Bring together copies of the lines in the data below that contain the word "subplots".

Component data from apps and pages
:::
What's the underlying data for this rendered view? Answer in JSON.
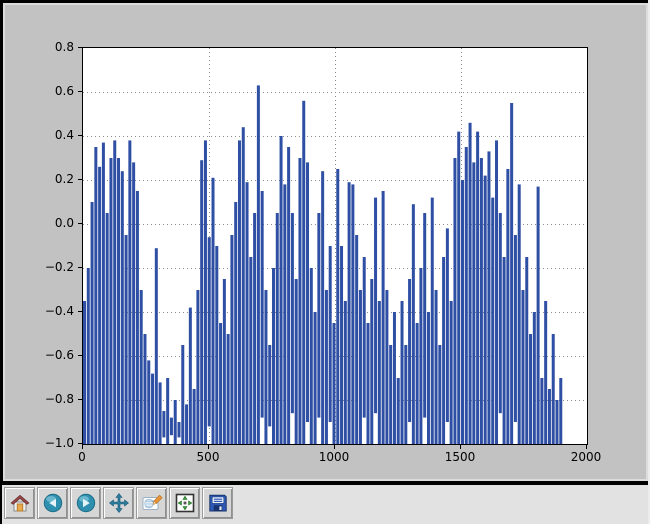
{
  "window": {
    "frame_color": "#000000",
    "canvas_bg": "#c2c2c2",
    "bevel_color": "#dcdcdc",
    "toolbar_bg": "#e2e2e2",
    "button_bg": "#d6d6d6"
  },
  "toolbar": {
    "buttons": [
      {
        "id": "home",
        "icon": "home-icon"
      },
      {
        "id": "back",
        "icon": "back-icon"
      },
      {
        "id": "forward",
        "icon": "forward-icon"
      },
      {
        "id": "pan",
        "icon": "pan-icon"
      },
      {
        "id": "zoom",
        "icon": "zoom-rect-icon"
      },
      {
        "id": "subplots",
        "icon": "configure-subplots-icon"
      },
      {
        "id": "save",
        "icon": "save-icon"
      }
    ]
  },
  "chart_data": {
    "type": "line",
    "title": "",
    "xlabel": "",
    "ylabel": "",
    "xlim": [
      0,
      2000
    ],
    "ylim": [
      -1.0,
      0.8
    ],
    "grid": true,
    "grid_style": "dotted",
    "grid_color": "#8c8c8c",
    "line_color": "#2e4fa3",
    "xticks": [
      {
        "v": 0,
        "label": "0"
      },
      {
        "v": 500,
        "label": "500"
      },
      {
        "v": 1000,
        "label": "1000"
      },
      {
        "v": 1500,
        "label": "1500"
      },
      {
        "v": 2000,
        "label": "2000"
      }
    ],
    "yticks": [
      {
        "v": 0.8,
        "label": "0.8"
      },
      {
        "v": 0.6,
        "label": "0.6"
      },
      {
        "v": 0.4,
        "label": "0.4"
      },
      {
        "v": 0.2,
        "label": "0.2"
      },
      {
        "v": 0.0,
        "label": "0.0"
      },
      {
        "v": -0.2,
        "label": "−0.2"
      },
      {
        "v": -0.4,
        "label": "−0.4"
      },
      {
        "v": -0.6,
        "label": "−0.6"
      },
      {
        "v": -0.8,
        "label": "−0.8"
      },
      {
        "v": -1.0,
        "label": "−1.0"
      }
    ],
    "envelope": {
      "x_start": 0,
      "x_step": 15,
      "tops": [
        -0.35,
        -0.2,
        0.1,
        0.35,
        0.26,
        0.37,
        0.05,
        0.3,
        0.38,
        0.3,
        0.24,
        -0.05,
        0.38,
        0.28,
        0.15,
        -0.3,
        -0.5,
        -0.62,
        -0.68,
        -0.11,
        -0.72,
        -0.85,
        -0.7,
        -0.88,
        -0.8,
        -0.9,
        -0.55,
        -0.82,
        -0.38,
        -0.75,
        -0.3,
        0.29,
        0.38,
        -0.06,
        0.21,
        -0.1,
        -0.45,
        -0.25,
        -0.5,
        -0.05,
        0.1,
        0.38,
        0.44,
        0.19,
        -0.15,
        0.05,
        0.63,
        0.15,
        -0.3,
        -0.55,
        -0.2,
        0.05,
        0.4,
        0.18,
        0.35,
        0.05,
        -0.25,
        0.3,
        0.56,
        0.28,
        -0.2,
        -0.4,
        0.05,
        0.24,
        -0.3,
        -0.1,
        -0.45,
        0.25,
        -0.1,
        -0.35,
        0.19,
        0.18,
        -0.05,
        -0.3,
        -0.15,
        -0.45,
        -0.25,
        0.12,
        -0.35,
        0.15,
        -0.3,
        -0.55,
        -0.4,
        -0.7,
        -0.35,
        -0.55,
        -0.25,
        0.09,
        -0.45,
        -0.2,
        0.05,
        -0.4,
        0.12,
        -0.3,
        -0.55,
        -0.15,
        -0.02,
        -0.35,
        0.3,
        0.42,
        0.2,
        0.35,
        0.46,
        0.28,
        0.42,
        0.3,
        0.22,
        0.33,
        0.12,
        0.38,
        0.05,
        -0.15,
        0.25,
        0.55,
        -0.05,
        0.18,
        -0.3,
        -0.15,
        -0.5,
        -0.4,
        0.17,
        -0.7,
        -0.35,
        -0.75,
        -0.5,
        -0.8,
        -0.7
      ],
      "bottom_default": -1.0,
      "bottom_exceptions": {
        "21": -0.97,
        "23": -0.96,
        "25": -0.97,
        "33": -0.92,
        "47": -0.88,
        "49": -0.92,
        "55": -0.86,
        "59": -0.9,
        "62": -0.88,
        "65": -0.9,
        "74": -0.88,
        "77": -0.86,
        "86": -0.9,
        "90": -0.88,
        "96": -0.9,
        "110": -0.86,
        "114": -0.9
      }
    }
  }
}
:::
Answer below:
        "id": "subplots",
        "icon": "configure-subplots-icon"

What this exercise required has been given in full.